I was first exposed to jazz circa 1973, when I met a fellow who ran Kappy's Record Store over near 10th Ave., on 42nd St. in NYC. We really clicked and when I told him I played piano and went to Music & Art HS, and had just started at City College of NY as a music major, he asked if I liked jazz...I said yes but I didn't know much about it, but that I did have sheet music for many popular 1920's through 1940's tunes by noted composers (Porter; Gershwins; Irving Berlin; Rodgers & Hammerstein/Hart; Jerome Kern; Lerner & Loewe; etc.) that my mother had sung beautifully starting in the 1940's including tons of famous show tunes, and I played many of those songs already. SOOOO... he started me off LP's by Oscar Peterson, Art Tatum, Bud Powell, Errol Garner, Bill Evans, Monty Alexander, Charlie Byrd, and Dave Brubeck... does it get any better than that? ...No, it doesn't. I was hooked!!

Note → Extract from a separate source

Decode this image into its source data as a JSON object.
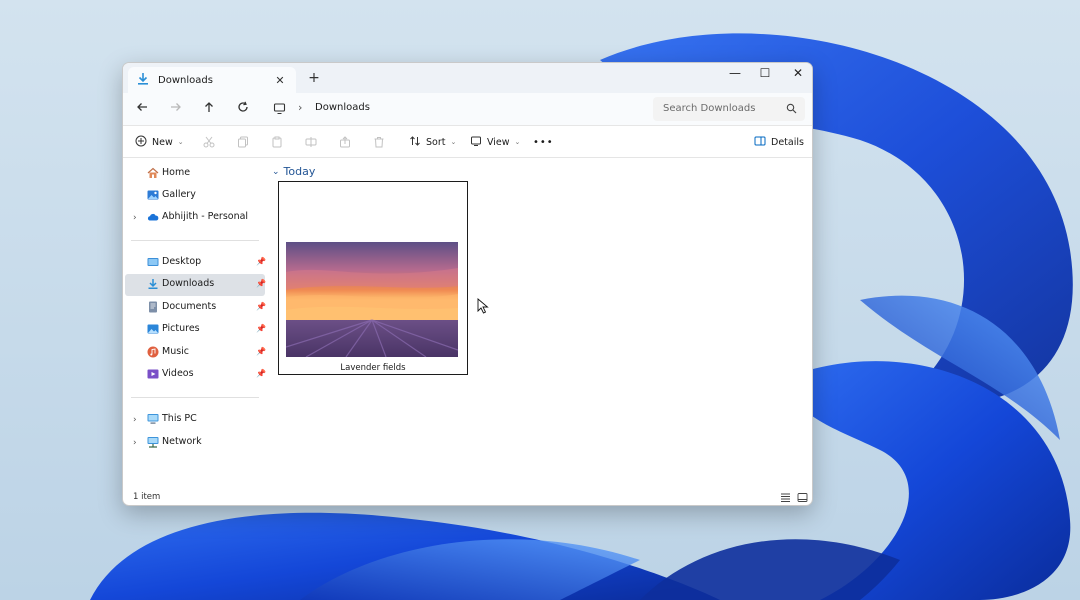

I met and had a master class with the late music giant John Lewis, leader of the Modern Jazz Quartet! This was at CCNY in 1977. I was blessed! It was an incredible class... how could it have been anything else?!?!
The first jazz record I bought was...I bought numerous records from my friend at the record store, as mentioned above. He introduced me to nothing but music giants/legends! I think The Dave Brubeck Quartet, Greatest Hits, was actually the first one.
My advice to new listeners... study first--understand the rudiments--solfeggio, keys, scales, and basic chords. Read a book or take a class that includes the study of chord progressions, especially in jazz. It should ideally be a piano class so you can play multiple notes together. Have a good EAR or else it's not really worth it in my view...to become a musician, a good EAR for music is about as fundamental as breathing! Learn to read chord charts--i.e., lead sheets - wherein you play various voicings of the chords--major, minor, dominant 7th (alterations of these, you can learn over time - the basic chords are most important for starters), plus the melody, on the piano or keyboard. If you have to read the exact notes, then it's not the same as actually internalizing it & getting it all into your head. If you can do this, I think you're ready not only for listening to jazz, but understanding many concepts of it! Of course...anyone can listen to jazz... but I think it's so good to also have a grasp of it.